Obesity is a risk factor for knee arthritis and knee replacement surgery is the definitive surgical treatment for severe knee arthritis. Therefore, a high percentage of subjects treated are overweight.
Dr. Barbara Bordini, of Istituto Ortopedico Rizzoli, Bologna, Italy, and colleagues examined how being overweight or obese affects the outcome of knee replacement surgery. They studied 8892 patients who underwent total knee replacement surgery between 2000 and 2005 and were followed for an average of 3 years.
Based on their body mass index (BMI), 19 percent of the patients were normal weight, 48 percent were overweight, 31 percent were obese, and almost 2 percent were morbidly obese.
Knee implant failure rates were similar among the different weight groups. Among 1840 knee implants in normal-weight patients, there were 36 failures (1.96 percent). Among overweight subjects, there were 87 failures out of 4692 (1.85 percent) implants. There were 59 failures out of 3031 (1.94 percent) implants in obese patients, and 4 failures out of 172 (2.3 percent) implants in morbidly obese patients.
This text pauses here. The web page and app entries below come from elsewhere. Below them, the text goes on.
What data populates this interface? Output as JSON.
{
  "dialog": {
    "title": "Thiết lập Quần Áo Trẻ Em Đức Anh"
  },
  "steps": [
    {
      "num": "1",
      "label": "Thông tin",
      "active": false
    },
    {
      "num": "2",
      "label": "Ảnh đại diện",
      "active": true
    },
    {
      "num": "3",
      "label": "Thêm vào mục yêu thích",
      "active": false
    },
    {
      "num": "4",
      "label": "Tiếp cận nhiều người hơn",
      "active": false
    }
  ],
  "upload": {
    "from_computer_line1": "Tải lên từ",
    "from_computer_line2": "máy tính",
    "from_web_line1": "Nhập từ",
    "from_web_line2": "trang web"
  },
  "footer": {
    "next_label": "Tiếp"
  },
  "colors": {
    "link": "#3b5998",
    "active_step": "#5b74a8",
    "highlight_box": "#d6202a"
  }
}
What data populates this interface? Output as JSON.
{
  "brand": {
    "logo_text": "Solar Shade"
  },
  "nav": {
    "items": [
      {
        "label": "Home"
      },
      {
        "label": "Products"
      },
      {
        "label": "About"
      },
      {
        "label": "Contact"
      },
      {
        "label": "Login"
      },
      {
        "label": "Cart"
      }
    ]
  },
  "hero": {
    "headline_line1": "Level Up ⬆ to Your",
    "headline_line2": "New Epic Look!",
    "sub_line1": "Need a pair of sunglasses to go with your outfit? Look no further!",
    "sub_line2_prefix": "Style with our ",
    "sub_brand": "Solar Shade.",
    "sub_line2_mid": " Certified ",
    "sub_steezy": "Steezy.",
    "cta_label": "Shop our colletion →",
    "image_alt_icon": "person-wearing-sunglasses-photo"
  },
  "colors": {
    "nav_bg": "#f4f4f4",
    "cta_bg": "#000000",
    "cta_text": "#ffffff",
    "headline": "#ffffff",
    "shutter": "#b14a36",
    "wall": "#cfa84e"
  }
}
The average time to failure was also not markedly different among the groups. Time to knee implant failure was 1.57, 1.48, 1.60, and 1.77 years, respectively, in the normal-weight, overweight, obese, and morbidly obese patients.
“The link between excessive body weight and health is an important concern for public health policy,” the investigators note. “Based on our evidence, however, it does not appear justified to give low priority to obese subjects for total knee arthroplasty, which would, in virtue of restored ability to move, lead to weight loss, which undoubtedly should be the primary objective.”
SOURCE: BMC Musculoskeletal Disorders, March 2009.